Mike Hendricks
Mike Hendricks (Getty Images)

In the build-up to the 2019 ICC Cricket World Cup, CricketCountry brings to you the most memorable moments and matches from the Cricket World Cup – right from its first edition, way back in 1975. With 96 days to go, in our latest World Cup Countdown, we recall how Mike Hendrick bowled England to a thrilling win vs Pakistan at Headingley.

Both England and Pakistan had already qualified for the 1979 World Cup semifinal, but their clash still had a purpose: the winner of the contest at Headingley would manage to avoid defending champions West Indies. The conditions were overcast (“a breezy, cloudy morning,” wrote Wisden), which made Pakistan captain Asif Iqbal go in with five seamers — Imran Khan, Sikander, Mudassar Nazar, Majid, and himself.

Mike Brearley, on the other hand, picked four — Bob Willis, Ian Botham, Chris Old, and Mike Hendrick — to go with the part-time military-medium of Graham Gooch and Geoffrey Boycott. Oh, and he also picked a spinner in Phil Edmonds.

Asif started with Imran, and disaster struck with the second ball as Brearley nicked one to Wasim Bari. Sikander rose to the task, finding the edge of Derek Randall, reducing England to 4 for 2. The onus was on Boycott and Gooch — probably the most equipped batsmen in terms of technique — to see off the new ball.

They did in fact see off the new ball, and added 47 in 79 minutes. Asif shuffled his bowlers well, and eventually Majid brought Boycott’s resilience to an end. Gooch did not last long either. The dour combination gave way to the flamboyant pair of David Gower and Botham. A few runs were plundered, but none of them made it big. Majid switched to off-breaks to remove both men, and with Asif striking with two wickets in quick succession, England were reduced to 118 for 8.

This brought Bob Willis to the crease to join Bob Taylor who held fort, adding crucial runs. They crossed 125, then 150, and it was not until 161 that Sikander ran through Willis’ defence. Hendrick managed to get off strike, and England finished on 165 for 9.

It was certainly a below-par score, despite the conditions. Though six English batsmen went past 15, only Gooch (33) managed to make it to the 30s. As for the five seamers, all of them bowled their quota of 12 overs, and everybody conceded between 24 and 37 runs.

It was a tough ask. The lowest successfully defended score in a World Cup till then was 266 (albeit by England). Willis and Hendrick started things for England, but Majid and Sadiq Mohammad looked comfortable, adding 27 in 29 minutes. Pakistan seemed to be cruising to victory — when Hendrick struck.

Hendrick had been bowling beautifully with an impeccable line and length, swinging the ball both ways with abundance. He finally broke through, having Majid caught by Botham. Two balls later a ball swung in, trapping Mudassar leg-before. There was a struggle for Zaheer Abbas, but Hendrick hit timber meanwhile, dismissing the set Sadiq.

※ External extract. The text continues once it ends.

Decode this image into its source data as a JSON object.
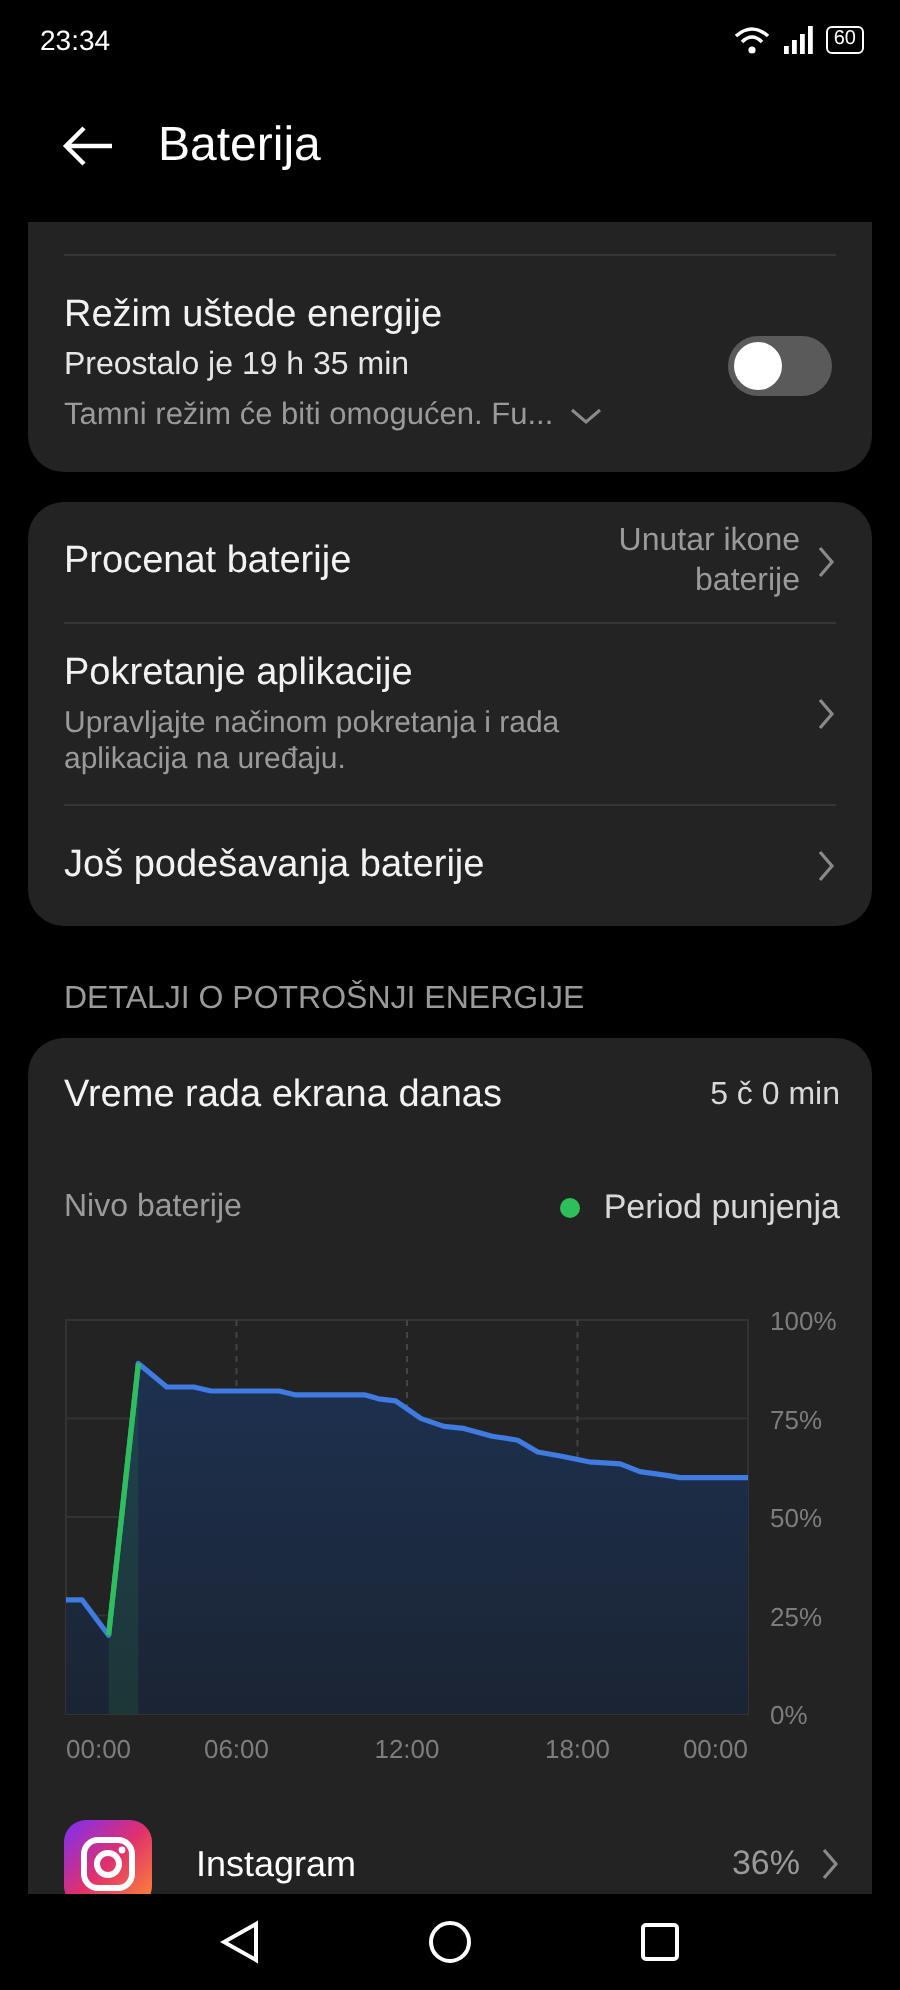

Brearley had meanwhile replaced Willis with Botham, who removed Zaheer and Miandad in quick succession. Soon afterwards Haroon Rasheed was caught in the slip by Brearley. Pakistan, having lost 6 wickets for 7, were on a hopeless 34 for 6; Hendrick, with some support from Botham and Willis, had left them in tatters.

Pakistan had a long batting line-up with Wasim Raja at 7 and Imran at 8. Raja decided to counterattack, racing to a 25-ball 21 with four boundaries before Old hit his pads. The partnership had set the tone somewhat, and with Imran digging in, Asif saw a chance.

This was when Brearley rose to the task. He handled his four seamers efficiently, placing fielders in the right areas, cutting down the singles. Eventually, just when the seamers approached the ends of their quotas, Asif edged one to Brearley off Willis. He had scored 51.

It was Bari’s turn now to frustrate the bowlers. The tension mounted as Imran and Bari took Pakistan close to victory, adding 30 in 37 minutes. Brearley had another masterstroke this time, bringing Boycott back. Almost immediately he had Bari caught behind.

Sensing blood, Brearley tightened the noose around Imran and Sikander.

Sikander eventually holed out to Hendrick off Boycott, Pakistan were left 14 short of England’s score. Imran was left stranded on an 82-ball 21. As for the Man of the Match, Brian Close did not have to think: it had to be Hendrick.

Brief scores: England 165 for 9 in 60 overs (Graham Gooch 33; Majid Khan 3 for 27, Sikander Bakht 3 for 32) beat Pakistan 151 in 56 overs (Asif Iqbal 51; Mike Hendrick 4 for 15) by 14 runs.